This JRPG was a vast war epic that would allow you to build up HQ and eventually get things like shops, boats and elevators – sometimes even gambling facilities! There were multiple types of combat in a turn-based strategy style.

Castlevania: Symphony of the Night, 1997

This is probably one of the games that you are most likely to have heard of when it comes to Konami games. They’re still in the process of making more and more Castlevania games, but this particular release was one of the most notable. Offered on PlayStation, Symphony of the Night is widely thought of as the ‘head’ of the franchise. It embraced its classic 2D roots as opposed to taking on a 3D heavy development that had been the downfall of many of its sequels while still introducing plenty of new content.

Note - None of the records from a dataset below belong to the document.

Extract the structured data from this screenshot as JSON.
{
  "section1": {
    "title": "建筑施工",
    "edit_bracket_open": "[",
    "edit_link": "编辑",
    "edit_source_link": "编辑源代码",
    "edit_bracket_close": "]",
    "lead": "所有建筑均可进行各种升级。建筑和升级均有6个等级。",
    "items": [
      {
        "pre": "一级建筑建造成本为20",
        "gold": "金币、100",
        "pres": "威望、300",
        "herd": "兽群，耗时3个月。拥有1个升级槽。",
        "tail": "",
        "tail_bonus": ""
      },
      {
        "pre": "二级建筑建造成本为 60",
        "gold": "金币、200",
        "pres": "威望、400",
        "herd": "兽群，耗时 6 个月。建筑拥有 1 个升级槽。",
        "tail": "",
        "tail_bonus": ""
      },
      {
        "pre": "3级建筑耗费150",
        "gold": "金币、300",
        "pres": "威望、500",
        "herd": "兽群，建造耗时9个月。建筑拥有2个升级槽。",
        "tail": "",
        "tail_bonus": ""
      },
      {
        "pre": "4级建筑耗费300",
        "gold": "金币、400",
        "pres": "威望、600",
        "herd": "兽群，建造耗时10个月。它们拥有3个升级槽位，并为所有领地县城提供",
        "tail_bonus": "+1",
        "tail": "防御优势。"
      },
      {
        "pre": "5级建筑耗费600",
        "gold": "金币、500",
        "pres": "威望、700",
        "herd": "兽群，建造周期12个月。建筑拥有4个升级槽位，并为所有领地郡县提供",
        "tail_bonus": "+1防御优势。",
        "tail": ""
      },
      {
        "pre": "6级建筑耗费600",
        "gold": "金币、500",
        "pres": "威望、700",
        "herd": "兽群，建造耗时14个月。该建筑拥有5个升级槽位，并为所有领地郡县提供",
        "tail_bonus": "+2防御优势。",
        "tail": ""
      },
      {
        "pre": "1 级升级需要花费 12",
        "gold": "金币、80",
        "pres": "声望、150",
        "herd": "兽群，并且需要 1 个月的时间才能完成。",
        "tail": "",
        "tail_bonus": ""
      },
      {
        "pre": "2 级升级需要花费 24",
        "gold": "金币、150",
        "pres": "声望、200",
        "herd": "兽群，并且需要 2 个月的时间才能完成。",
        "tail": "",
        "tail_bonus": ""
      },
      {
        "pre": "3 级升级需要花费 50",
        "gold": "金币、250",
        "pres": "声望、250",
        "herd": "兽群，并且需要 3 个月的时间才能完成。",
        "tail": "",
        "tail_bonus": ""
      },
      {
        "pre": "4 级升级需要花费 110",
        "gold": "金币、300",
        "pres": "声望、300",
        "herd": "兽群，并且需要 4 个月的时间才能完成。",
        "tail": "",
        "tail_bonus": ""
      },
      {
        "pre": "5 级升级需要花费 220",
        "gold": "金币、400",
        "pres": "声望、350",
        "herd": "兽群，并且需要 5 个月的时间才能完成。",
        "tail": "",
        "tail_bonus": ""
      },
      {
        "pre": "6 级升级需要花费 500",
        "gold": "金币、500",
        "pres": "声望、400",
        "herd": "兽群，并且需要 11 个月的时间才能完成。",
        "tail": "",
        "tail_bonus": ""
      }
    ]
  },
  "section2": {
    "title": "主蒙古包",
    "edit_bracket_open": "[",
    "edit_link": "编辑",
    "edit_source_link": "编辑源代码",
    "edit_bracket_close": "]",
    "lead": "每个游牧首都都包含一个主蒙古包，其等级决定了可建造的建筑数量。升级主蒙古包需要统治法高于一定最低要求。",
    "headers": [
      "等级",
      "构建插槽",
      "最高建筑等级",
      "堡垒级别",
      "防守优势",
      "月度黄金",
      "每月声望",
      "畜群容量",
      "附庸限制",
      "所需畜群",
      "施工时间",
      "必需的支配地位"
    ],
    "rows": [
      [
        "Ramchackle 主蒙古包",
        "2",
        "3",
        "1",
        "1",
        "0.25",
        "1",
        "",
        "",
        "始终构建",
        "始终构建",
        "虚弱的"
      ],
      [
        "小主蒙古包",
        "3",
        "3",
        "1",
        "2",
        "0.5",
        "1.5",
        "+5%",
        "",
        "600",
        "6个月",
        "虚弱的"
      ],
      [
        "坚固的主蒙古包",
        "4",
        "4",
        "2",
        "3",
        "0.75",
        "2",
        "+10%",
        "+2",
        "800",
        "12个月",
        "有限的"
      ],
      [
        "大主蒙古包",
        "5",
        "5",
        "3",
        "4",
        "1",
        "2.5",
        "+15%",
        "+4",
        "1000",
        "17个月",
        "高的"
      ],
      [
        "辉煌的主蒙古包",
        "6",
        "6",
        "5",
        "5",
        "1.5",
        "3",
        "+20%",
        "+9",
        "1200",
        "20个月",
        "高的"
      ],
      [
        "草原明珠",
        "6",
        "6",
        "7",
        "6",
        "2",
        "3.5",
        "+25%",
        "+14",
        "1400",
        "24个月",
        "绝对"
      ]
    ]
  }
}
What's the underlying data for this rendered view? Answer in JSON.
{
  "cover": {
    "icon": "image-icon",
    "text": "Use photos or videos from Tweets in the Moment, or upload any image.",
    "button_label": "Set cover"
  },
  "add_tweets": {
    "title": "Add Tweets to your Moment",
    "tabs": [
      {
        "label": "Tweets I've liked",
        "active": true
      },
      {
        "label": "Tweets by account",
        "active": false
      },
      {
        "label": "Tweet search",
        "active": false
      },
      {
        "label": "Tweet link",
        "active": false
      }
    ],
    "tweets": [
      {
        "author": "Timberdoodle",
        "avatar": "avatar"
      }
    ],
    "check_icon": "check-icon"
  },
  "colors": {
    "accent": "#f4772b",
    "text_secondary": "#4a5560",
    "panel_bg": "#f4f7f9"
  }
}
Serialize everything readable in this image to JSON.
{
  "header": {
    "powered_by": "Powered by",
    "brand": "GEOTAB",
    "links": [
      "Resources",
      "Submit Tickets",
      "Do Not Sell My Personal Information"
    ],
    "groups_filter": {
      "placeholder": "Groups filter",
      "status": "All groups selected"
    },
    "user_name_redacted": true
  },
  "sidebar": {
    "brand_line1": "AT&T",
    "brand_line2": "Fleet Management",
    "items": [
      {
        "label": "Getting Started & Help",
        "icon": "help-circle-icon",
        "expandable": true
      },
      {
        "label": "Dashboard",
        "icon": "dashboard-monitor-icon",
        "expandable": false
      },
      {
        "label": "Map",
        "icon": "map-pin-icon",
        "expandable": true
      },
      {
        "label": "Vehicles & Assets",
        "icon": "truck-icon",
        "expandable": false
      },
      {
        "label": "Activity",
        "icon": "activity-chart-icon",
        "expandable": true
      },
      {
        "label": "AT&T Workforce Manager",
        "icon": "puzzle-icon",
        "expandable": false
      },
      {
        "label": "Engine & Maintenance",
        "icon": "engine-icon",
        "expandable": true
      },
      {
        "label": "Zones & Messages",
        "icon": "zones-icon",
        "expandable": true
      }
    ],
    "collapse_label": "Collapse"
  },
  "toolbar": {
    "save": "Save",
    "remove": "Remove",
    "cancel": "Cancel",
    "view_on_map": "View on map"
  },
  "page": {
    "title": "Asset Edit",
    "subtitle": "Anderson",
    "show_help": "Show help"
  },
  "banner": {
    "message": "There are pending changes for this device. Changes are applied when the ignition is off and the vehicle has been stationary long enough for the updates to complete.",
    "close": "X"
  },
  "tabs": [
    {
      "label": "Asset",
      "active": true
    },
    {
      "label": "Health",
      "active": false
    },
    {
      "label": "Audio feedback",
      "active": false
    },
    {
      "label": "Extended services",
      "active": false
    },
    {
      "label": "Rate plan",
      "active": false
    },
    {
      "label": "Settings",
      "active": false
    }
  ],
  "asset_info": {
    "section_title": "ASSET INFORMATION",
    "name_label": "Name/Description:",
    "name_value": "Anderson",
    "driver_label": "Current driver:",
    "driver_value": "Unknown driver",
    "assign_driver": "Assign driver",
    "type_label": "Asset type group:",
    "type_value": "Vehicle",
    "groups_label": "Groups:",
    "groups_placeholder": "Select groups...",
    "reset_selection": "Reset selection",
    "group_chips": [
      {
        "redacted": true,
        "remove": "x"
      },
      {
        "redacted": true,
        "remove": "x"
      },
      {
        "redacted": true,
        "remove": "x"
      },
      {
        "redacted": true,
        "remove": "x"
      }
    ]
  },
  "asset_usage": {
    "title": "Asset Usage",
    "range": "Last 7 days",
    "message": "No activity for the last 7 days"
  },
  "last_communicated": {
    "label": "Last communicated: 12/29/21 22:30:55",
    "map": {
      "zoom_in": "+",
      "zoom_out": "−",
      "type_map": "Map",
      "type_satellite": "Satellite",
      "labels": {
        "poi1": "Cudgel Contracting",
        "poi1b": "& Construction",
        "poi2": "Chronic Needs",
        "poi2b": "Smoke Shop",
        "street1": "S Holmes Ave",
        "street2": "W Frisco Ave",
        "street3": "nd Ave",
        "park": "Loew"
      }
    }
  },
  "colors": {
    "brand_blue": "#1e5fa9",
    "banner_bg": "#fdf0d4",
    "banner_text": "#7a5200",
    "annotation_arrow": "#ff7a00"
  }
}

RPG mechanics and a large, open map gave birth to the term ‘Metroidvania’ in relation to the game, and only proved to catch attentions all the more. It even offered the chance to save your game so you wouldn’t need to play it all at once – something that the original Castlevania just didn’t have!

Metal Gear Solid, 1999

Of all the games Konami has made, this is one of the best that is still standing and releasing well-made and addictive games even today. Even if there is no game about to come out, Konami will always have some kind of set up at conventions, and their characters appear in all kinds of crossovers and it’s easy to see why. A record-breaking franchise, this game innovated the shooter genre, and only served to improve on ‘stealth’ video games, with its camera use influencing plenty of games being released today.

The complex story caught attentions for hours on end, truly adding to the idea of console gaming being a hobby. It was unheard of for a shooter to have such an intricate plot beforehand, but nowadays a game of this genre would be names redundant if it didn’t have one.

Silent Hill 2, 2001

Quite possibly one of the best horror franchises around, Silent Hill has essentially defined the horror genre as it is known today. Fog used in horror games was heavily influenced by Silent Hill – all because it needed to mask its draw distances! It was thought of as the pinnacle of horror for so long, and it’s a shame that today’s instalments are falling short of the greatness of the first few games.

Silent Hill 2 greatly outranks its predecessor despite drawing on its atmosphere and storyline. This sequel only increased the fear factor, however. The monsters of Silent Hill are famous for being terrifying, and the stuff of nightmares, where even the ‘joke’ alternative endings couldn’t soothe you. One joke ending revealed that a dog had been controlling everything all along, and another being that he’d been abducted by aliens! But despite their humour, it doesn’t settle anyone any when you’ve been face to face with the fear of Silent Hill 2.

Dave is the co-owner of TIX – When the site breaks, it’s his fault! You’ll find him playing a lot of FIFA and removing heads with ease on Gears of War with the longshot…

  • John Pinnick

    A solid list.

  • rainking

    Always love it when I see Suikoden getting some love.